1971 Second Album Singer/Songwriter Recorded for Richie Havens' Stormy Forest Label / Reissued for the First Time with Notes by DC Journalist Leor Galil
Singer/songwriter Bob Brown recorded two rare albums - The Wall I Built Myself (1970) and Willoughby's Lament (1971) - on Richie Havens' Stormy Forest label in the early-70s. They are legitimately reissued on LP for the first time in 2016 with notes by DC journalist Leor Galil. Bob is still with us, and played the Tompkins Square 10th Anniversary show in October 2015.
In 1965, Bob Brown – hailing from Clinton, MD, with an arsenal of Dylan covers – began his annual hitchhikes to the Newport Folk Festival. With both a natural talent and a yen for self-promotion, he built a solid following in the D.C. area, opening for any folkie with a respectable following who happened to pull through town. A chance encounter with Richie Havens in Provincetown, MA, lead to a friendship, which culminated in a record deal with Havens' label, Stormy Forest.
At his core, Brown was a classic troubadour, but the band he put together was far more expansive. His debut LP, The Wall I Built Myself, was a freeform folk-rock record with jazzy elements. Its modest success earned fans and friends from the upper strata of the folk scene, including such luminaries as Tim Hardin and Eric Anderson. Brown's frequent tours with Havens blessed him with an audience, but he struggled to emerge from his mentor's shadow. Brown’s sophomore effort, Willoughby’s Lament, was more or less a flop, but it finally fulfilled the obligations of his contract with Stormy Forest.
Brown’s relocation to the Chelsea Hotel in Greenwich Village put him in regular contact with both the misfit and elite classes of the bustling scene. From his Chelsea room, he wrote diligently, demoing “Close Of The Day” for a third album with George Massenburg that never materialized.
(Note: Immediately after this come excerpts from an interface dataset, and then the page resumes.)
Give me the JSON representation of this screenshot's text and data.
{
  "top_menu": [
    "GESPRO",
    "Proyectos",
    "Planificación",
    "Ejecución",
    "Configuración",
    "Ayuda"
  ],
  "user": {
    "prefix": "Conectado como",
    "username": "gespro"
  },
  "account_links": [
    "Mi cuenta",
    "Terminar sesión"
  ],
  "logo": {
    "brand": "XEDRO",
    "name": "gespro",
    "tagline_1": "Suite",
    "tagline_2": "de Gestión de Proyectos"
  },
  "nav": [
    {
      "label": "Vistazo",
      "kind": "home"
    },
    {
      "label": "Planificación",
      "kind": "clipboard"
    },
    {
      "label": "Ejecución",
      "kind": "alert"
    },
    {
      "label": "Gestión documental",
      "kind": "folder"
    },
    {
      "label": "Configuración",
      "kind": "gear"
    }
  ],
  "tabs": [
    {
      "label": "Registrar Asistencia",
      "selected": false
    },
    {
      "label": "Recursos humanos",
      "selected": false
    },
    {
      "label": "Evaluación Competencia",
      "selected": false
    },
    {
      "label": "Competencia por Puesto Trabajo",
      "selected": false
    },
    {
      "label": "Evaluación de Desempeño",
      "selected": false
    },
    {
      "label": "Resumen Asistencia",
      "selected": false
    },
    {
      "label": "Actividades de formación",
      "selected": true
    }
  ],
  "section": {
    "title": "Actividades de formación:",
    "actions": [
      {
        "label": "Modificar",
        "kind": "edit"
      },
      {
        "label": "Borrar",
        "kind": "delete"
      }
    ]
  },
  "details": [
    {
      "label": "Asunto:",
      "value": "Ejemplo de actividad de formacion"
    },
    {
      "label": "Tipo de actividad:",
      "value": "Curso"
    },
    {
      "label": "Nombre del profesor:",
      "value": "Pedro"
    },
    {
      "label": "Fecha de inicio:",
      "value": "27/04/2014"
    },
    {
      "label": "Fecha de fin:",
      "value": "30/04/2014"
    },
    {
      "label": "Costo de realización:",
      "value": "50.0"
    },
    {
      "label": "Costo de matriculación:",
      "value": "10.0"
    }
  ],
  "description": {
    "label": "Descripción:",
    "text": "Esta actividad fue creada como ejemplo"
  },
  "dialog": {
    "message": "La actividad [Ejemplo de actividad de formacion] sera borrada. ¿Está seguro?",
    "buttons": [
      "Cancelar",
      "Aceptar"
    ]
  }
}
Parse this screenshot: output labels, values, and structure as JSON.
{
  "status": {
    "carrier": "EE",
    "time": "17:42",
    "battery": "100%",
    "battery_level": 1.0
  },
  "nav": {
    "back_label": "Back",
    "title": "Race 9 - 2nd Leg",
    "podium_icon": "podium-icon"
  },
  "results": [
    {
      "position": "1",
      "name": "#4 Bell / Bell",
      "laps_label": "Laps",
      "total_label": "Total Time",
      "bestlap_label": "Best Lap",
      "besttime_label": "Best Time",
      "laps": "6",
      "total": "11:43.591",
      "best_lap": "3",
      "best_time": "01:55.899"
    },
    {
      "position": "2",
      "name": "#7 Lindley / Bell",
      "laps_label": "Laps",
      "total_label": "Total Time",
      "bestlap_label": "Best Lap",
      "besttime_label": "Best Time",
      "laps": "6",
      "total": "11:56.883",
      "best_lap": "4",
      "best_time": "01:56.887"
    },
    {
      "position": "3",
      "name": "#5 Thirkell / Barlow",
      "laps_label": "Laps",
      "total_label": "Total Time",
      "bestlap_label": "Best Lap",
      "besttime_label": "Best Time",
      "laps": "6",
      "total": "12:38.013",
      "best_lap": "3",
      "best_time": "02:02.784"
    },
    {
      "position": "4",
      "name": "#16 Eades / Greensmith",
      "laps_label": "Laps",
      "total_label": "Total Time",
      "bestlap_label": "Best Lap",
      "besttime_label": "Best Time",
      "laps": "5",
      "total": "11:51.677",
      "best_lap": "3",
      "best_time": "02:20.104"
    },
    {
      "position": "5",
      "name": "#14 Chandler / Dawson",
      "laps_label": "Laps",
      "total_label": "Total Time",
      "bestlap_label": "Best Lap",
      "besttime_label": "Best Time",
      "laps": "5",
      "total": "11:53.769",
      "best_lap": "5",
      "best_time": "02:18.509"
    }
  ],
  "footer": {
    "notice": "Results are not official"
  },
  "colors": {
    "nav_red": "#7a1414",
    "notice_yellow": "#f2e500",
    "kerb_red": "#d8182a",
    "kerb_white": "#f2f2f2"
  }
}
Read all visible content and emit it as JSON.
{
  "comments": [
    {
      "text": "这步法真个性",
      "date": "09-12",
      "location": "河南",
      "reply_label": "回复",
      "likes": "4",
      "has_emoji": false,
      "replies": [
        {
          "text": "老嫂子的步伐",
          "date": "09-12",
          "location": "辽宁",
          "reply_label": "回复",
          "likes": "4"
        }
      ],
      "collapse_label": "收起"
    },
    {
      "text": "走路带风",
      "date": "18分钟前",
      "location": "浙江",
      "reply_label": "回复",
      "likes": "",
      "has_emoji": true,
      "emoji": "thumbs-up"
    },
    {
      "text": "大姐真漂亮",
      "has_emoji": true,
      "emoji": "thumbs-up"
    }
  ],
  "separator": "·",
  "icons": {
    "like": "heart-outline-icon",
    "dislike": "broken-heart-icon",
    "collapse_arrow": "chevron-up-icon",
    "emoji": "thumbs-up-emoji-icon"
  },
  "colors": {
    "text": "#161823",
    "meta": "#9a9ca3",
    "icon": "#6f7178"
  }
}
After a deal with Columbia fell through, Brown dove into a downward spiral, leading out of music and onto a path towards motivational speaking and writing the celebrated guide The Little Brown Book Of Restaurant Success.